◆ Data to examine ◆
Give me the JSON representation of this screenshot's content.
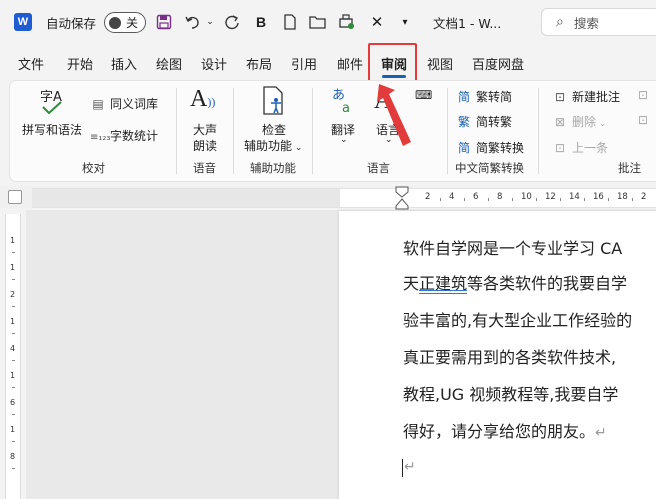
{
  "titlebar": {
    "app_logo": "W",
    "autosave_label": "自动保存",
    "autosave_state": "关",
    "bold_label": "B",
    "doc_title": "文档1 - W...",
    "search_placeholder": "搜索",
    "icons": [
      "save-icon",
      "undo-icon",
      "redo-icon",
      "bold-icon",
      "new-doc-icon",
      "open-folder-icon",
      "print-preview-icon",
      "close-icon",
      "dropdown-icon"
    ]
  },
  "tabs": [
    {
      "label": "文件"
    },
    {
      "label": "开始"
    },
    {
      "label": "插入"
    },
    {
      "label": "绘图"
    },
    {
      "label": "设计"
    },
    {
      "label": "布局"
    },
    {
      "label": "引用"
    },
    {
      "label": "邮件"
    },
    {
      "label": "审阅",
      "active": true
    },
    {
      "label": "视图"
    },
    {
      "label": "百度网盘"
    }
  ],
  "ribbon": {
    "proofing": {
      "spelling_icon_text": "字A",
      "spelling_label": "拼写和语法",
      "thesaurus_label": "同义词库",
      "wordcount_label": "字数统计",
      "group_label": "校对"
    },
    "speech": {
      "read_aloud_label_1": "大声",
      "read_aloud_label_2": "朗读",
      "group_label": "语音"
    },
    "accessibility": {
      "check_label_1": "检查",
      "check_label_2": "辅助功能",
      "group_label": "辅助功能"
    },
    "language": {
      "translate_label": "翻译",
      "language_label": "语言",
      "group_label": "语言"
    },
    "chinese_conversion": {
      "trad_to_simp": "繁转简",
      "simp_to_trad": "简转繁",
      "convert": "简繁转换",
      "group_label": "中文简繁转换"
    },
    "comments": {
      "new_comment": "新建批注",
      "delete": "删除",
      "previous": "上一条",
      "group_label": "批注"
    }
  },
  "ruler": {
    "numbers": [
      "2",
      "4",
      "6",
      "8",
      "10",
      "12",
      "14",
      "16",
      "18",
      "2"
    ]
  },
  "vruler": {
    "numbers": [
      "1",
      "1",
      "2",
      "1",
      "4",
      "1",
      "6",
      "1",
      "8"
    ]
  },
  "document": {
    "line1": "软件自学网是一个专业学习 CA",
    "line2_a": "天",
    "line2_u": "正建筑",
    "line2_b": "等各类软件的我要自学",
    "line3": "验丰富的,有大型企业工作经验的",
    "line4": "真正要需用到的各类软件技术,",
    "line5": "教程,UG  视频教程等,我要自学",
    "line6": "得好，请分享给您的朋友。",
    "pilcrow": "↵"
  },
  "colors": {
    "accent": "#1a5fb4",
    "highlight": "#e23b3b",
    "word_blue": "#1e5ccf"
  }
}
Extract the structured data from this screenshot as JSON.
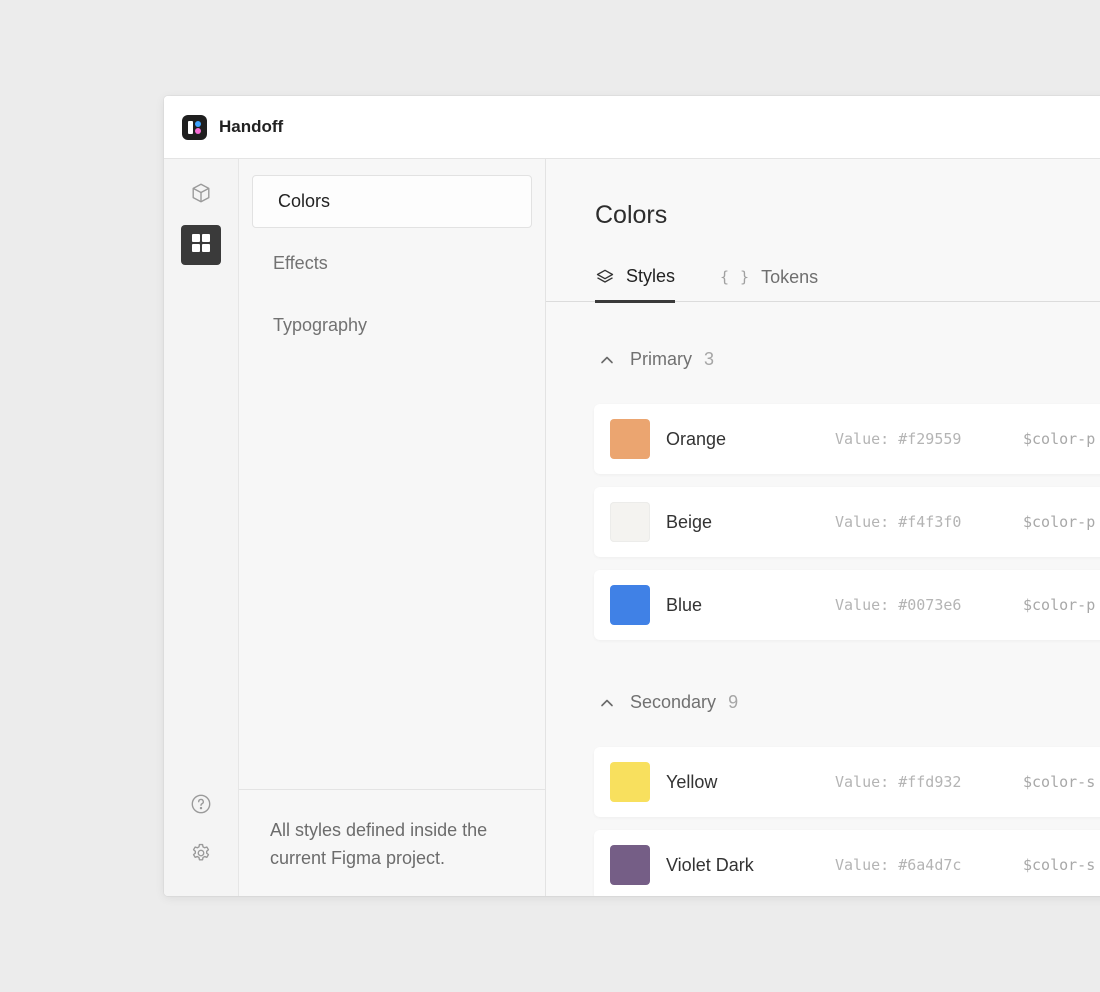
{
  "app": {
    "name": "Handoff"
  },
  "rail": {
    "items": [
      {
        "icon": "cube-icon",
        "active": false
      },
      {
        "icon": "grid-icon",
        "active": true
      }
    ],
    "bottom": [
      {
        "icon": "help-icon"
      },
      {
        "icon": "gear-icon"
      }
    ]
  },
  "subnav": {
    "items": [
      {
        "label": "Colors",
        "active": true
      },
      {
        "label": "Effects",
        "active": false
      },
      {
        "label": "Typography",
        "active": false
      }
    ],
    "footer": "All styles defined inside the current Figma project."
  },
  "main": {
    "title": "Colors",
    "tabs": [
      {
        "label": "Styles",
        "icon": "layers-icon",
        "active": true
      },
      {
        "label": "Tokens",
        "icon": "braces-icon",
        "icon_text": "{ }",
        "active": false
      }
    ],
    "groups": [
      {
        "name": "Primary",
        "count": "3",
        "colors": [
          {
            "name": "Orange",
            "value": "Value: #f29559",
            "token": "$color-p",
            "swatch": "#eba570"
          },
          {
            "name": "Beige",
            "value": "Value: #f4f3f0",
            "token": "$color-p",
            "swatch": "#f4f3f0"
          },
          {
            "name": "Blue",
            "value": "Value: #0073e6",
            "token": "$color-p",
            "swatch": "#4081e6"
          }
        ]
      },
      {
        "name": "Secondary",
        "count": "9",
        "colors": [
          {
            "name": "Yellow",
            "value": "Value: #ffd932",
            "token": "$color-s",
            "swatch": "#f8e05e"
          },
          {
            "name": "Violet Dark",
            "value": "Value: #6a4d7c",
            "token": "$color-s",
            "swatch": "#755e86"
          }
        ]
      }
    ]
  }
}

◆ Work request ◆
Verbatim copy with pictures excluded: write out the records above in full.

◆ Reply to the exercise ◆
Give me the JSON representation of this screenshot's content.
{
  "titlebar": {
    "app_logo": "W",
    "autosave_label": "自动保存",
    "autosave_state": "关",
    "bold_label": "B",
    "doc_title": "文档1 - W...",
    "search_placeholder": "搜索",
    "icons": [
      "save-icon",
      "undo-icon",
      "redo-icon",
      "bold-icon",
      "new-doc-icon",
      "open-folder-icon",
      "print-preview-icon",
      "close-icon",
      "dropdown-icon"
    ]
  },
  "tabs": [
    {
      "label": "文件"
    },
    {
      "label": "开始"
    },
    {
      "label": "插入"
    },
    {
      "label": "绘图"
    },
    {
      "label": "设计"
    },
    {
      "label": "布局"
    },
    {
      "label": "引用"
    },
    {
      "label": "邮件"
    },
    {
      "label": "审阅",
      "active": true
    },
    {
      "label": "视图"
    },
    {
      "label": "百度网盘"
    }
  ],
  "ribbon": {
    "proofing": {
      "spelling_icon_text": "字A",
      "spelling_label": "拼写和语法",
      "thesaurus_label": "同义词库",
      "wordcount_label": "字数统计",
      "group_label": "校对"
    },
    "speech": {
      "read_aloud_label_1": "大声",
      "read_aloud_label_2": "朗读",
      "group_label": "语音"
    },
    "accessibility": {
      "check_label_1": "检查",
      "check_label_2": "辅助功能",
      "group_label": "辅助功能"
    },
    "language": {
      "translate_label": "翻译",
      "language_label": "语言",
      "group_label": "语言"
    },
    "chinese_conversion": {
      "trad_to_simp": "繁转简",
      "simp_to_trad": "简转繁",
      "convert": "简繁转换",
      "group_label": "中文简繁转换"
    },
    "comments": {
      "new_comment": "新建批注",
      "delete": "删除",
      "previous": "上一条",
      "group_label": "批注"
    }
  },
  "ruler": {
    "numbers": [
      "2",
      "4",
      "6",
      "8",
      "10",
      "12",
      "14",
      "16",
      "18",
      "2"
    ]
  },
  "vruler": {
    "numbers": [
      "1",
      "1",
      "2",
      "1",
      "4",
      "1",
      "6",
      "1",
      "8"
    ]
  },
  "document": {
    "line1": "软件自学网是一个专业学习 CA",
    "line2_a": "天",
    "line2_u": "正建筑",
    "line2_b": "等各类软件的我要自学",
    "line3": "验丰富的,有大型企业工作经验的",
    "line4": "真正要需用到的各类软件技术,",
    "line5": "教程,UG  视频教程等,我要自学",
    "line6": "得好，请分享给您的朋友。",
    "pilcrow": "↵"
  },
  "colors": {
    "accent": "#1a5fb4",
    "highlight": "#e23b3b",
    "word_blue": "#1e5ccf"
  }
}
Extract the structured data from this screenshot as JSON.
{
  "app": {
    "name": "Handoff"
  },
  "rail": {
    "items": [
      {
        "icon": "cube-icon",
        "active": false
      },
      {
        "icon": "grid-icon",
        "active": true
      }
    ],
    "bottom": [
      {
        "icon": "help-icon"
      },
      {
        "icon": "gear-icon"
      }
    ]
  },
  "subnav": {
    "items": [
      {
        "label": "Colors",
        "active": true
      },
      {
        "label": "Effects",
        "active": false
      },
      {
        "label": "Typography",
        "active": false
      }
    ],
    "footer": "All styles defined inside the current Figma project."
  },
  "main": {
    "title": "Colors",
    "tabs": [
      {
        "label": "Styles",
        "icon": "layers-icon",
        "active": true
      },
      {
        "label": "Tokens",
        "icon": "braces-icon",
        "icon_text": "{ }",
        "active": false
      }
    ],
    "groups": [
      {
        "name": "Primary",
        "count": "3",
        "colors": [
          {
            "name": "Orange",
            "value": "Value: #f29559",
            "token": "$color-p",
            "swatch": "#eba570"
          },
          {
            "name": "Beige",
            "value": "Value: #f4f3f0",
            "token": "$color-p",
            "swatch": "#f4f3f0"
          },
          {
            "name": "Blue",
            "value": "Value: #0073e6",
            "token": "$color-p",
            "swatch": "#4081e6"
          }
        ]
      },
      {
        "name": "Secondary",
        "count": "9",
        "colors": [
          {
            "name": "Yellow",
            "value": "Value: #ffd932",
            "token": "$color-s",
            "swatch": "#f8e05e"
          },
          {
            "name": "Violet Dark",
            "value": "Value: #6a4d7c",
            "token": "$color-s",
            "swatch": "#755e86"
          }
        ]
      }
    ]
  }
}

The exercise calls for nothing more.